OHN's 12 health IT best practices, part 5: Information
The last decade has seen an explosion in the quantity and sophistication of tools designed to enable every participant in the health care delivery system to make strides in achieving the Triple Aim: lowering cost, enhancing quality of care, and improving outcomes. However, one tool is central to achieving the Triple Aim – the Electronic Health Record (EHR).
It is impossible to achieve the Triple Aim goals without the right information. An EHR gathers the most important data and structures it so it can be aggregated, analyzed, and exchanged. EHRs ensure the most critically important information is recorded and enables that information to be used to make better care decisions, which are crucial to enhancing the quality of care. Better care decisions will lead to better outcomes. And better care and better outcomes reduce costs.
EHRs enable health information to be accessed at the point where it is needed. This is dictated by the goal — care delivery, population health, and cost control. A robust EHR will allow the necessary information to be sent to the appropriate place — a provider, public health department, researcher, or others. Prior to the adoption of EHRs, there were limited means to ensure information was available where it was most needed. Today, EHRs enable information to be seen and considered by those whose decisions depend most on accurate information.
EHRs also enable health information to be available when needed. This will provide for better care delivery as well as better outcomes — not only for patients, but for our health care system as a whole.
The Oregon health care community has one of the highest rates of EHR adoption in the nation. Just implementing an EHR, however, will not achieve the Triple Aim. Providers must optimize the use of these tools in order to reap the benefits they promise. Oregon’s providers are moving toward becoming meaningful users of their EHRs — a legal standard that is required to qualify for CMS EHR Incentive Payments. Meaningful Use (MU) ensures that providers are using their EHRs in a way that will maximize the potential to achieve the Triple Aim.
Since the enactment of the HITECH Act in 2009, the number of vendors and products that meet Stage 1 MU certification requirements of the Office of the National Coordinator for Health IT (ONC) has increased exponentially. A provider looking to implement a new EHR faces a daunting task not only in choosing a vendor, but matching the practices needs to a particular product offered by that vendor.
[See also: CMS EHR incentive payments surpass $5 billion.]
Of course, not all EHRs are created equal. Many are perfectly adept at meeting Stage 1 of MU. But the later stages of MU are more difficult to meet, and the EHR products will require updates and changes in basic, as well as advanced, functionality. These products will need to be more interoperable and able to integrate into pre-existing systems. A small, poorly funded EHR vendor may have trouble keeping up with the increasing functionality demands, especially on the tight timelines dictated by the CMS EHR Incentive Payment program.
Choosing a well-established vendor with the organizational strength to innovate quickly and effectively may prevent headaches for the practice as they progress down the timeline.
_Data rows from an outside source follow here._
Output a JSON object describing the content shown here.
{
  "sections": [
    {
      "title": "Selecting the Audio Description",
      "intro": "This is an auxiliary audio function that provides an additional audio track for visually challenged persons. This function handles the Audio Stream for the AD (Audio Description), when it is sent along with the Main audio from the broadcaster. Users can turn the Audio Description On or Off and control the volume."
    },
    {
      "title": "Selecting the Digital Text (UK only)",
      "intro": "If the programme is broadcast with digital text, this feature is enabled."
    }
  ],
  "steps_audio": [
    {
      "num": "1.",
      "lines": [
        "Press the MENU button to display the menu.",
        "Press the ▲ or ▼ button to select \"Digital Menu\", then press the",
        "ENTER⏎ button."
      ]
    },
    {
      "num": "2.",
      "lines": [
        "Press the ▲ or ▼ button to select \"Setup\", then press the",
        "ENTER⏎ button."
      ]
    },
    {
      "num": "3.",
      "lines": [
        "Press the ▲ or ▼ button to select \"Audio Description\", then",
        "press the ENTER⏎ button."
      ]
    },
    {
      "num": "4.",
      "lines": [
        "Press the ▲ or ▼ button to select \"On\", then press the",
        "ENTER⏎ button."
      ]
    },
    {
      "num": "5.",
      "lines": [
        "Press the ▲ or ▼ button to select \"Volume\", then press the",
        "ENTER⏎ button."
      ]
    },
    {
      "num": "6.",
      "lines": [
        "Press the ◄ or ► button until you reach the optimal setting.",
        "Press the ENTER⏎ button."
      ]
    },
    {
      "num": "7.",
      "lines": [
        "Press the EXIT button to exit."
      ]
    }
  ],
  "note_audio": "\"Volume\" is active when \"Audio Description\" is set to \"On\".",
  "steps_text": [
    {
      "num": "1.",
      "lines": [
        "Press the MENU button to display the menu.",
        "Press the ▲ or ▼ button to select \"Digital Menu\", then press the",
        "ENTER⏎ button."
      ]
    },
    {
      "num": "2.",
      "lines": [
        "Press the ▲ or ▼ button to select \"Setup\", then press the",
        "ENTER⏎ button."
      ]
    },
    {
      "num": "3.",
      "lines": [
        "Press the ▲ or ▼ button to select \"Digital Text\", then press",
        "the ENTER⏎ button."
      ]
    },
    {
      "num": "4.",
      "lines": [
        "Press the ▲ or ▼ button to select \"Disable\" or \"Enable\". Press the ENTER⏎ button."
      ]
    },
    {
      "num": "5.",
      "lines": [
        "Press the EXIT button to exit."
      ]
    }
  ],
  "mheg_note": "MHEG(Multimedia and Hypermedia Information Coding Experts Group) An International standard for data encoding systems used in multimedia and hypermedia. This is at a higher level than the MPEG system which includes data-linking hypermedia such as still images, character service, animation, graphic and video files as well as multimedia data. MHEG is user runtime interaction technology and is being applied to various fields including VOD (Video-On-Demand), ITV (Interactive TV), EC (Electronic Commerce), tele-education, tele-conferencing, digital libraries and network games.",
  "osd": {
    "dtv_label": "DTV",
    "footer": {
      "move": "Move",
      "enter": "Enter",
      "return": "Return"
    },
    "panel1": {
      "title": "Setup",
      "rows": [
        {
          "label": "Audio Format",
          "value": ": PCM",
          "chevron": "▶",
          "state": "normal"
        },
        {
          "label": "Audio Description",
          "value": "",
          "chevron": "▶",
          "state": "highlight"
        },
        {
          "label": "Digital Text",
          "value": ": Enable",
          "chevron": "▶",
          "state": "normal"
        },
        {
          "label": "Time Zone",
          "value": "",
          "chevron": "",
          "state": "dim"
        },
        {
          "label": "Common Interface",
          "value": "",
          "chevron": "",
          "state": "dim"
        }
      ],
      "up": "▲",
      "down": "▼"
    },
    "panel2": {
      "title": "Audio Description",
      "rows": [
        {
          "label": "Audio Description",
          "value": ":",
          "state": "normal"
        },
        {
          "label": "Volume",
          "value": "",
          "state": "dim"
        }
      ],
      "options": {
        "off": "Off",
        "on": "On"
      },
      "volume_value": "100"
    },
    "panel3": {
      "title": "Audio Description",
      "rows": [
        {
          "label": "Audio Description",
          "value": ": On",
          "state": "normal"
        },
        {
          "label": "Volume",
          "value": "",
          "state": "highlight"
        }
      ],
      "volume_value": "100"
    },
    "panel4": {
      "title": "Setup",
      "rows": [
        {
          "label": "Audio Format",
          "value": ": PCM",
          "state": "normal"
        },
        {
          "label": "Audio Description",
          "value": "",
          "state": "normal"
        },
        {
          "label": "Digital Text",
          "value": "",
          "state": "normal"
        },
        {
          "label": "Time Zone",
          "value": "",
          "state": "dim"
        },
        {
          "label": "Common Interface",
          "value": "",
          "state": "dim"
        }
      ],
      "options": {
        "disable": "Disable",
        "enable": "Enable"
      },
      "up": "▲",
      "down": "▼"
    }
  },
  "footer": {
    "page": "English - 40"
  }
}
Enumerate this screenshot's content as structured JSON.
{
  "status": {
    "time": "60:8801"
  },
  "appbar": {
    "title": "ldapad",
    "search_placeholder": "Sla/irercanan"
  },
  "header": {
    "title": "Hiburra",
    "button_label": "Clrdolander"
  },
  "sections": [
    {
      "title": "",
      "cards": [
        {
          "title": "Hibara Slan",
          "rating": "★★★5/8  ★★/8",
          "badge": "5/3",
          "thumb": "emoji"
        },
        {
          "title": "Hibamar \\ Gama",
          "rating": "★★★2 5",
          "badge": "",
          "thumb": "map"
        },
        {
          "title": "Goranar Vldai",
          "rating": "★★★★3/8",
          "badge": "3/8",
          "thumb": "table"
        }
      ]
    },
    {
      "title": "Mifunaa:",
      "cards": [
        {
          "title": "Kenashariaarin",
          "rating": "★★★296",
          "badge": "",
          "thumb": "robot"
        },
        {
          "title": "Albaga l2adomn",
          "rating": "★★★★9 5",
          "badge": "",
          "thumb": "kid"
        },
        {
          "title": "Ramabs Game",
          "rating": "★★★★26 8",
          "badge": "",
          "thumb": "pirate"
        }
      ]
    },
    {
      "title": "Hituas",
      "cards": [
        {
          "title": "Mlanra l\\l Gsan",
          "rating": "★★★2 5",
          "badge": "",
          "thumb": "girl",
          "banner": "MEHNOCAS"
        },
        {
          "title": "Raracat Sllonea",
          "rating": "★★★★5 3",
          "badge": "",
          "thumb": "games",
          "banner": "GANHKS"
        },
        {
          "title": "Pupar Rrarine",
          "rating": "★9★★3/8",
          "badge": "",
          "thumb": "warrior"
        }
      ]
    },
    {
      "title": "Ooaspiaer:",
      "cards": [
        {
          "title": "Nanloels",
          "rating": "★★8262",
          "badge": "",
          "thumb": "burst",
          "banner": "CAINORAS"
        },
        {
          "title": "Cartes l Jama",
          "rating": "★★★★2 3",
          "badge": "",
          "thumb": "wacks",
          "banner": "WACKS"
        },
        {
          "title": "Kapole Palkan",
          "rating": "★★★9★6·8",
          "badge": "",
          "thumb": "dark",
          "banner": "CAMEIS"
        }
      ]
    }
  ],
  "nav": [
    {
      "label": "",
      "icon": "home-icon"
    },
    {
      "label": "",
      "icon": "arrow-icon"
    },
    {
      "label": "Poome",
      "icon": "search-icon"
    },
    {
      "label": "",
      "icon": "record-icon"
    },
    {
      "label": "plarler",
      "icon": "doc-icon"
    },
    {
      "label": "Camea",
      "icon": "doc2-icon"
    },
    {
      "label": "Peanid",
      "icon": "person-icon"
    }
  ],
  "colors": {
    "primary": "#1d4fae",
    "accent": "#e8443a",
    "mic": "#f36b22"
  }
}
Choosing a product that has proven its capacity to handle more advanced functionality at the earlier stages may seem like overkill, but it ensures that the later, more difficult stages will not pose serious problems for the practice.
Practices will benefit greatly from consulting support during the product selection phase. A successful implementation begins with choosing the product that best meets the needs of the practice and its employees. The entire staff will rely upon the EHR to do their jobs—and each segment of the staff should be represented in the choice of the product.
The key to choosing and optimizing an EHR is articulating three to five features that are most important to a practice, and then to understand the pros and cons of using this criteria to choose a product. For example, if price is truly one of the most important features for a practice, then that practice should recognize what is given up when choosing a less expensive product. By understanding the pros and cons of each feature or criteria, practices can make the most informed decision possible.
Previous articles from the OHN series: